John Quincy Adams to John Adams
London June 6th. 1784
Last Wednesday Mr. W. Vaughan, got me introduced into the house of Commons, and I was there, from about 2. in the afternoon till 1. the next morning. The Subject, was a very dry, uninteresting one to me, it was the Westminster election, and the time, till 10 at night was taken up in hearing the Council , on one side for Mr. Fox, and the electors of Westminster who petitioned, and on the other, for the high Bailiff of Westminster. But the Council for the high Bailiff, having desired to be permitted to produce to the House, an Evidence, to prove, that there were several hundred illegal voters upon the poll, a debate in the House arose.1 Mr. Fox and his party opposed the admittance of the Evidence, and the ministerial Members, spoke in favour of the admittance. The debate lasted ’till 1. in the morning, when, the Question being put, the galleries were cleared and I retired; the next day the house adjourned, on account of the king’s birth day, to 12. o’clock to morrow. . . .2 In the course of the debate the principal persons who spoke were, on one side, Mr. Fox, Lord North, Mr. Sheridan, and Mr. Lee, on the other Mr. Pitt, Lord Mulgrave, Sir L. Kenyon, Mr. P. Arden, and Mr. Wilberforce: and if I may be allowed to give my opinion, Mr. Pitt, is upon the whole the best, and most pleasing speaker of them all. He has much grace, in speaking, and has an admirable choice of words, he speaks very fluently, so distinctly that I did not lose a word of what he said, and he was not once embarassed to express his Ideas. Mr. Fox on the contrary speaks with such an amazing heat and rapidity, that he often gets embarassed, and stammers sometime before he can express himself; his Ideas are all striking, but they flow upon him, in such numbers, that he cannot communicate them without difficulty: I should think he would carry all before him if he spoke to persons, who were to be convinced by any thing that was said. . . . Lord North is very cool, but does not I think speak, like either of the two before mentioned: Mr. Sheridan speaks extremely fast, and has a wonderful facility of expression, but is not so distinct as Mr. Pitt. . . . There Sir, in obedience to your Commands, have I given you my opinion of the eloquence of several great Orators. If it is erroneous my judgment is in fault, for I have followed in this matter the Ideas of no one.

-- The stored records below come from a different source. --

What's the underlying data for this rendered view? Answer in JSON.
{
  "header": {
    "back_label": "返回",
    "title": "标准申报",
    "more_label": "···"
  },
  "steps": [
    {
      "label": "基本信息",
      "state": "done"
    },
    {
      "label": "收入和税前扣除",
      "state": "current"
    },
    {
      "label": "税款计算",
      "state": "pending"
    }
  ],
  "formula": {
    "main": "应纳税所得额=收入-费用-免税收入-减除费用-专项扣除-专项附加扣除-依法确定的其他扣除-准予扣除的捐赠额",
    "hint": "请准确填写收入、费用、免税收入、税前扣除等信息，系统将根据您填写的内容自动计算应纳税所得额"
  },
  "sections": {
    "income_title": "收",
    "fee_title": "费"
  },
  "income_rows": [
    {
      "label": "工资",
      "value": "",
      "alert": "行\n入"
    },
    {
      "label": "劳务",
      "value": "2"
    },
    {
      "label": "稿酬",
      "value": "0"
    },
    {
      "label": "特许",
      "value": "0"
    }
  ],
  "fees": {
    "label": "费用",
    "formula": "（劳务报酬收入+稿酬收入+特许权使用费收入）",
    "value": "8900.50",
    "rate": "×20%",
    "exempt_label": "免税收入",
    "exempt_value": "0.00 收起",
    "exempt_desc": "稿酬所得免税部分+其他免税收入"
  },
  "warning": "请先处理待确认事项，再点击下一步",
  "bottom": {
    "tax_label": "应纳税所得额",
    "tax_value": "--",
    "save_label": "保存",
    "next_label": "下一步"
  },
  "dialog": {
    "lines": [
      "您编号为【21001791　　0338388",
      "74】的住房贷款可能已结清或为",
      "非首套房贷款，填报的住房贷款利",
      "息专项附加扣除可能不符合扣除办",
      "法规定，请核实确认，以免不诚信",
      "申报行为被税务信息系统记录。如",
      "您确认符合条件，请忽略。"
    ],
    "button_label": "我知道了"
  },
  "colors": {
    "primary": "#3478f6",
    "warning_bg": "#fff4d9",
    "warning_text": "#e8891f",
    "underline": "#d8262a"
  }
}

The other day, I met with Govr. Pownall who desired me to present his Compliments to you; he wishes to know something about the business of the donation,3 but I told him I believed you had heard nothing of it; he is going to spend some time in the South of France.
I saw Mr. Temple this day: he desired I would send you the enclosed Letter, on account of the paragraph marked + thus. He would wish to have the Letter by the return Post.4
Captn. Callahan informs me that a wedding, was talked of in our family when he left America; if so I fear we shall not have the pleasure of seeing my Sister here.
Mr. Jay sailed about a week since from Dover; Mr. Laurens left this place last evening for Falmouth, to sail for New York in the Packet.
Your Dutiful Son,
J. Q. A.
RC (Adams Papers). docketed by CFA: “J. Q. Adams. June 6th 1784,” and “J.Q.A. June 6th 1784.”
2. Elision points in the MS, here and below.
3. This may refer to Nathaniel Gorham’s effort to raise funds for the rebuilding of Charlestown, Mass. (see Richard Cranch to JA, 20 Aug. 1783, and note 1, above). JA and JQA had visited Thomas Pownall at his home at Richmond Hill, Surry, in Nov. 1783. Pownall had been governor of Massachusetts, 1757–1760, and was warmly thought of by many Americans for his liberal views on colonial administration in the years before the Revolution (JQA, Diary description begins Diary of John Quincy Adams, ed. David Grayson Allen, Robert J. Taylor, and others, Cambridge, 1981-. description ends , 1:206; DNB description begins Leslie Stephen and Sidney Lee, eds., The Dictionary of National Biography, New York and London, 1885–1900; 63 vols. plus supplements. description ends ).